EXERCISE INSTRUCTIONS ▸
Copy out the entries exactly, and wherever a picture appears, leave it out.

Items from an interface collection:
************

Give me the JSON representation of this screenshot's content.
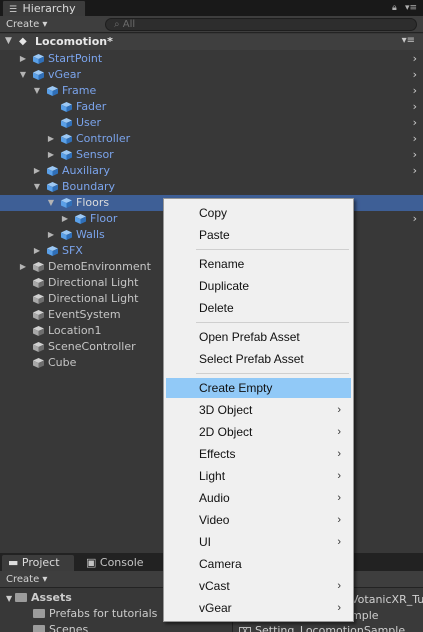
{
  "hierarchy_panel": {
    "tab_label": "Hierarchy",
    "create_label": "Create ▾",
    "search_placeholder": "All",
    "lock_icon": "lock-icon",
    "menu_icon": "kebab-menu-icon"
  },
  "scene": {
    "name": "Locomotion*",
    "menu_glyph": "▾≡"
  },
  "tree": [
    {
      "label": "StartPoint",
      "depth": 1,
      "fold": "collapsed",
      "color": "blue",
      "has_arrow": true
    },
    {
      "label": "vGear",
      "depth": 1,
      "fold": "expanded",
      "color": "blue",
      "has_arrow": true
    },
    {
      "label": "Frame",
      "depth": 2,
      "fold": "expanded",
      "color": "blue",
      "has_arrow": true
    },
    {
      "label": "Fader",
      "depth": 3,
      "fold": "none",
      "color": "blue",
      "has_arrow": true
    },
    {
      "label": "User",
      "depth": 3,
      "fold": "none",
      "color": "blue",
      "has_arrow": true
    },
    {
      "label": "Controller",
      "depth": 3,
      "fold": "collapsed",
      "color": "blue",
      "has_arrow": true
    },
    {
      "label": "Sensor",
      "depth": 3,
      "fold": "collapsed",
      "color": "blue",
      "has_arrow": true
    },
    {
      "label": "Auxiliary",
      "depth": 2,
      "fold": "collapsed",
      "color": "blue",
      "has_arrow": true
    },
    {
      "label": "Boundary",
      "depth": 2,
      "fold": "expanded",
      "color": "blue",
      "has_arrow": false
    },
    {
      "label": "Floors",
      "depth": 3,
      "fold": "expanded",
      "color": "blue",
      "has_arrow": false,
      "selected": true
    },
    {
      "label": "Floor",
      "depth": 4,
      "fold": "collapsed",
      "color": "blue",
      "has_arrow": true
    },
    {
      "label": "Walls",
      "depth": 3,
      "fold": "collapsed",
      "color": "blue",
      "has_arrow": false
    },
    {
      "label": "SFX",
      "depth": 2,
      "fold": "collapsed",
      "color": "blue",
      "has_arrow": false
    },
    {
      "label": "DemoEnvironment",
      "depth": 1,
      "fold": "collapsed",
      "color": "plain",
      "has_arrow": false
    },
    {
      "label": "Directional Light",
      "depth": 1,
      "fold": "none",
      "color": "plain",
      "has_arrow": false
    },
    {
      "label": "Directional Light",
      "depth": 1,
      "fold": "none",
      "color": "plain",
      "has_arrow": false
    },
    {
      "label": "EventSystem",
      "depth": 1,
      "fold": "none",
      "color": "plain",
      "has_arrow": false
    },
    {
      "label": "Location1",
      "depth": 1,
      "fold": "none",
      "color": "plain",
      "has_arrow": false
    },
    {
      "label": "SceneController",
      "depth": 1,
      "fold": "none",
      "color": "plain",
      "has_arrow": false
    },
    {
      "label": "Cube",
      "depth": 1,
      "fold": "none",
      "color": "plain",
      "has_arrow": false
    }
  ],
  "context_menu": {
    "items": [
      {
        "label": "Copy"
      },
      {
        "label": "Paste",
        "separator_after": true
      },
      {
        "label": "Rename"
      },
      {
        "label": "Duplicate"
      },
      {
        "label": "Delete",
        "separator_after": true
      },
      {
        "label": "Open Prefab Asset"
      },
      {
        "label": "Select Prefab Asset",
        "separator_after": true
      },
      {
        "label": "Create Empty",
        "highlighted": true
      },
      {
        "label": "3D Object",
        "submenu": true
      },
      {
        "label": "2D Object",
        "submenu": true
      },
      {
        "label": "Effects",
        "submenu": true
      },
      {
        "label": "Light",
        "submenu": true
      },
      {
        "label": "Audio",
        "submenu": true
      },
      {
        "label": "Video",
        "submenu": true
      },
      {
        "label": "UI",
        "submenu": true
      },
      {
        "label": "Camera"
      },
      {
        "label": "vCast",
        "submenu": true
      },
      {
        "label": "vGear",
        "submenu": true
      }
    ]
  },
  "bottom_panel": {
    "project_tab": "Project",
    "console_tab": "Console",
    "create_label": "Create ▾",
    "folders": [
      "Assets",
      "Prefabs for tutorials",
      "Scenes"
    ],
    "right_lines": [
      "VotanicXR_Tu",
      "mple",
      "Setting_LocomotionSample"
    ]
  },
  "colors": {
    "selection": "#3e5f96",
    "menu_highlight": "#91c9f7",
    "prefab_text": "#7ba4ec"
  }
}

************

SOLUTION TO THE PROBLEM ▸
Give me the JSON representation of this screenshot's content.
{
  "hierarchy_panel": {
    "tab_label": "Hierarchy",
    "create_label": "Create ▾",
    "search_placeholder": "All",
    "lock_icon": "lock-icon",
    "menu_icon": "kebab-menu-icon"
  },
  "scene": {
    "name": "Locomotion*",
    "menu_glyph": "▾≡"
  },
  "tree": [
    {
      "label": "StartPoint",
      "depth": 1,
      "fold": "collapsed",
      "color": "blue",
      "has_arrow": true
    },
    {
      "label": "vGear",
      "depth": 1,
      "fold": "expanded",
      "color": "blue",
      "has_arrow": true
    },
    {
      "label": "Frame",
      "depth": 2,
      "fold": "expanded",
      "color": "blue",
      "has_arrow": true
    },
    {
      "label": "Fader",
      "depth": 3,
      "fold": "none",
      "color": "blue",
      "has_arrow": true
    },
    {
      "label": "User",
      "depth": 3,
      "fold": "none",
      "color": "blue",
      "has_arrow": true
    },
    {
      "label": "Controller",
      "depth": 3,
      "fold": "collapsed",
      "color": "blue",
      "has_arrow": true
    },
    {
      "label": "Sensor",
      "depth": 3,
      "fold": "collapsed",
      "color": "blue",
      "has_arrow": true
    },
    {
      "label": "Auxiliary",
      "depth": 2,
      "fold": "collapsed",
      "color": "blue",
      "has_arrow": true
    },
    {
      "label": "Boundary",
      "depth": 2,
      "fold": "expanded",
      "color": "blue",
      "has_arrow": false
    },
    {
      "label": "Floors",
      "depth": 3,
      "fold": "expanded",
      "color": "blue",
      "has_arrow": false,
      "selected": true
    },
    {
      "label": "Floor",
      "depth": 4,
      "fold": "collapsed",
      "color": "blue",
      "has_arrow": true
    },
    {
      "label": "Walls",
      "depth": 3,
      "fold": "collapsed",
      "color": "blue",
      "has_arrow": false
    },
    {
      "label": "SFX",
      "depth": 2,
      "fold": "collapsed",
      "color": "blue",
      "has_arrow": false
    },
    {
      "label": "DemoEnvironment",
      "depth": 1,
      "fold": "collapsed",
      "color": "plain",
      "has_arrow": false
    },
    {
      "label": "Directional Light",
      "depth": 1,
      "fold": "none",
      "color": "plain",
      "has_arrow": false
    },
    {
      "label": "Directional Light",
      "depth": 1,
      "fold": "none",
      "color": "plain",
      "has_arrow": false
    },
    {
      "label": "EventSystem",
      "depth": 1,
      "fold": "none",
      "color": "plain",
      "has_arrow": false
    },
    {
      "label": "Location1",
      "depth": 1,
      "fold": "none",
      "color": "plain",
      "has_arrow": false
    },
    {
      "label": "SceneController",
      "depth": 1,
      "fold": "none",
      "color": "plain",
      "has_arrow": false
    },
    {
      "label": "Cube",
      "depth": 1,
      "fold": "none",
      "color": "plain",
      "has_arrow": false
    }
  ],
  "context_menu": {
    "items": [
      {
        "label": "Copy"
      },
      {
        "label": "Paste",
        "separator_after": true
      },
      {
        "label": "Rename"
      },
      {
        "label": "Duplicate"
      },
      {
        "label": "Delete",
        "separator_after": true
      },
      {
        "label": "Open Prefab Asset"
      },
      {
        "label": "Select Prefab Asset",
        "separator_after": true
      },
      {
        "label": "Create Empty",
        "highlighted": true
      },
      {
        "label": "3D Object",
        "submenu": true
      },
      {
        "label": "2D Object",
        "submenu": true
      },
      {
        "label": "Effects",
        "submenu": true
      },
      {
        "label": "Light",
        "submenu": true
      },
      {
        "label": "Audio",
        "submenu": true
      },
      {
        "label": "Video",
        "submenu": true
      },
      {
        "label": "UI",
        "submenu": true
      },
      {
        "label": "Camera"
      },
      {
        "label": "vCast",
        "submenu": true
      },
      {
        "label": "vGear",
        "submenu": true
      }
    ]
  },
  "bottom_panel": {
    "project_tab": "Project",
    "console_tab": "Console",
    "create_label": "Create ▾",
    "folders": [
      "Assets",
      "Prefabs for tutorials",
      "Scenes"
    ],
    "right_lines": [
      "VotanicXR_Tu",
      "mple",
      "Setting_LocomotionSample"
    ]
  },
  "colors": {
    "selection": "#3e5f96",
    "menu_highlight": "#91c9f7",
    "prefab_text": "#7ba4ec"
  }
}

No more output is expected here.